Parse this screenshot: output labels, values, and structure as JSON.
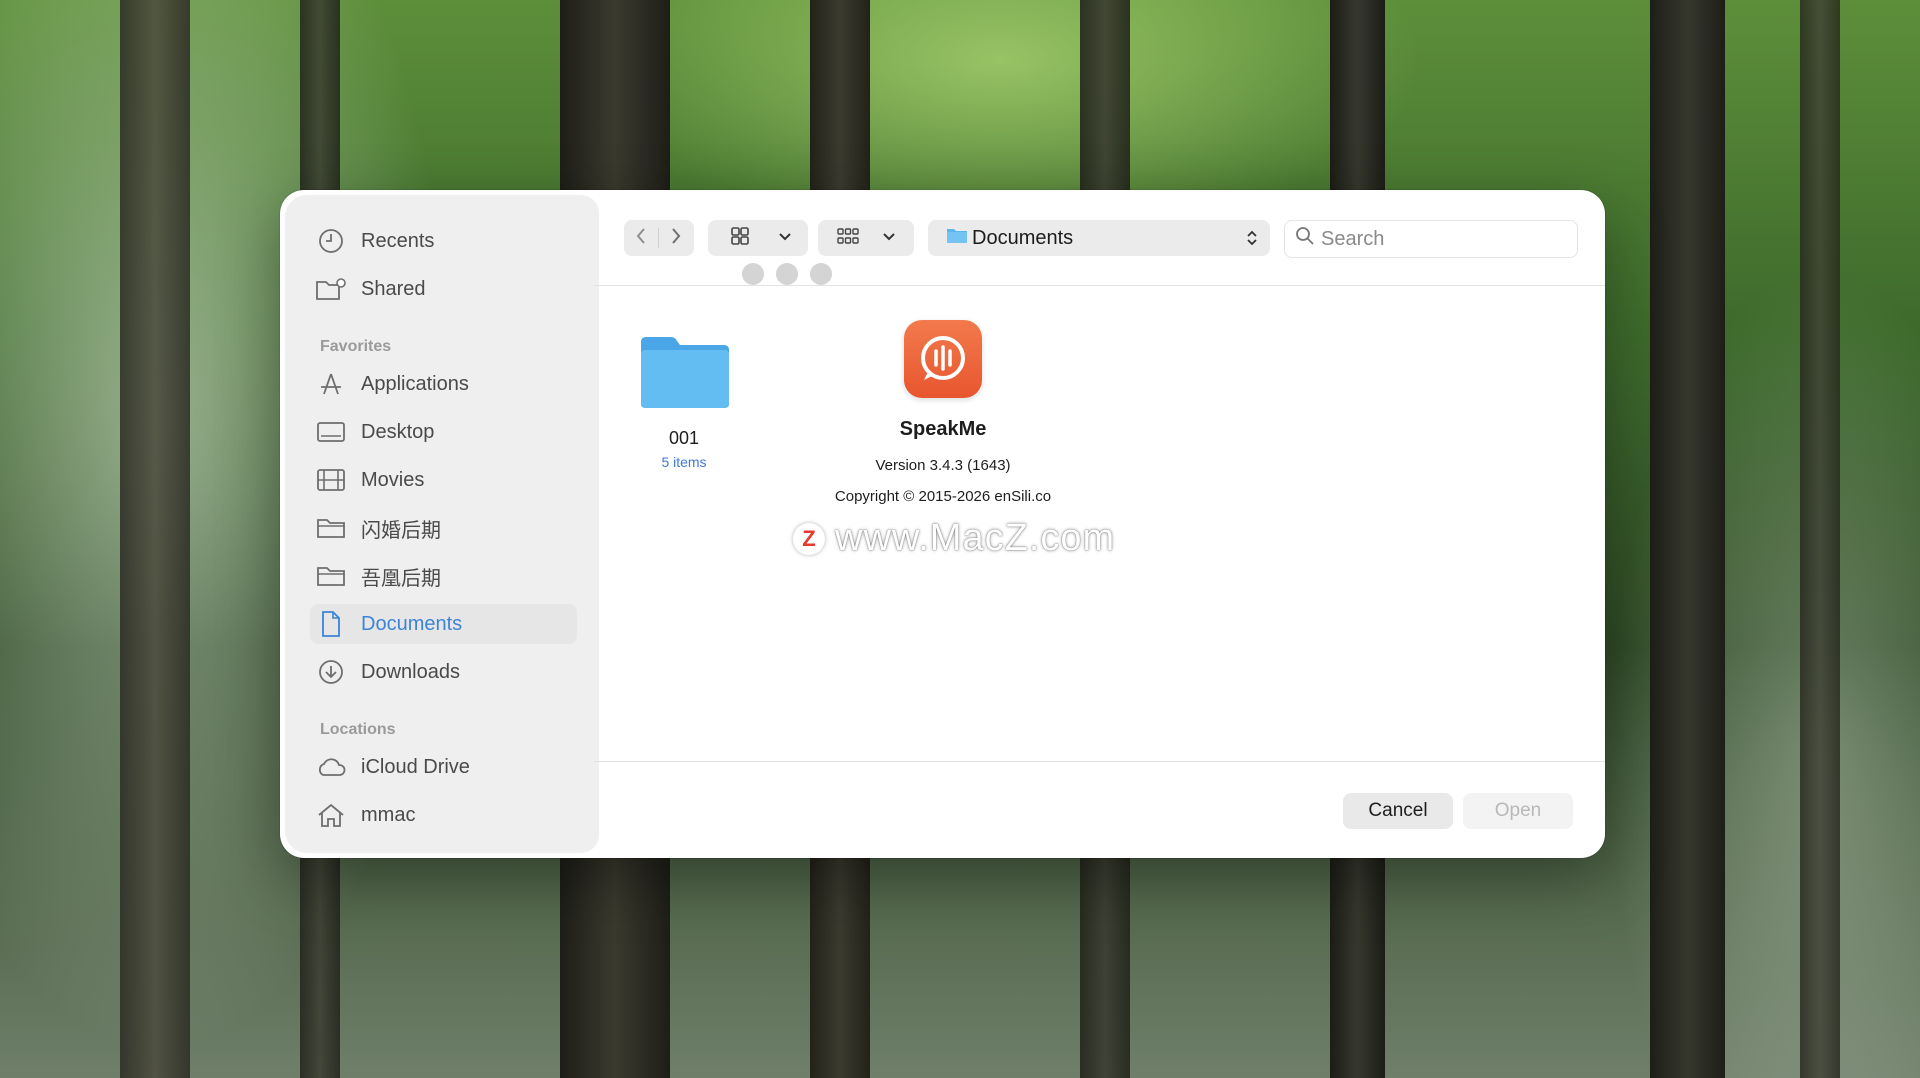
{
  "sidebar": {
    "top_items": [
      {
        "label": "Recents",
        "icon": "clock-icon"
      },
      {
        "label": "Shared",
        "icon": "shared-folder-icon"
      }
    ],
    "favorites_header": "Favorites",
    "favorites": [
      {
        "label": "Applications",
        "icon": "applications-icon"
      },
      {
        "label": "Desktop",
        "icon": "desktop-icon"
      },
      {
        "label": "Movies",
        "icon": "film-icon"
      },
      {
        "label": "闪婚后期",
        "icon": "folder-icon"
      },
      {
        "label": "吾凰后期",
        "icon": "folder-icon"
      },
      {
        "label": "Documents",
        "icon": "document-icon",
        "active": true
      },
      {
        "label": "Downloads",
        "icon": "download-icon"
      }
    ],
    "locations_header": "Locations",
    "locations": [
      {
        "label": "iCloud Drive",
        "icon": "cloud-icon"
      },
      {
        "label": "mmac",
        "icon": "home-icon"
      }
    ]
  },
  "toolbar": {
    "path_label": "Documents",
    "search_placeholder": "Search"
  },
  "files": [
    {
      "name": "001",
      "subtitle": "5 items",
      "icon": "folder-icon"
    }
  ],
  "about": {
    "app_name": "SpeakMe",
    "version": "Version 3.4.3 (1643)",
    "copyright": "Copyright © 2015-2026 enSili.co",
    "icon": "speakme-app-icon"
  },
  "watermark": {
    "logo_letter": "Z",
    "text": "www.MacZ.com"
  },
  "buttons": {
    "cancel": "Cancel",
    "open": "Open"
  },
  "colors": {
    "accent": "#3d84d6",
    "app_icon": "#ed6a3e",
    "folder": "#5bb6ef"
  }
}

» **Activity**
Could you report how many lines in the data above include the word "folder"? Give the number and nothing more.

» **Result of this task**
5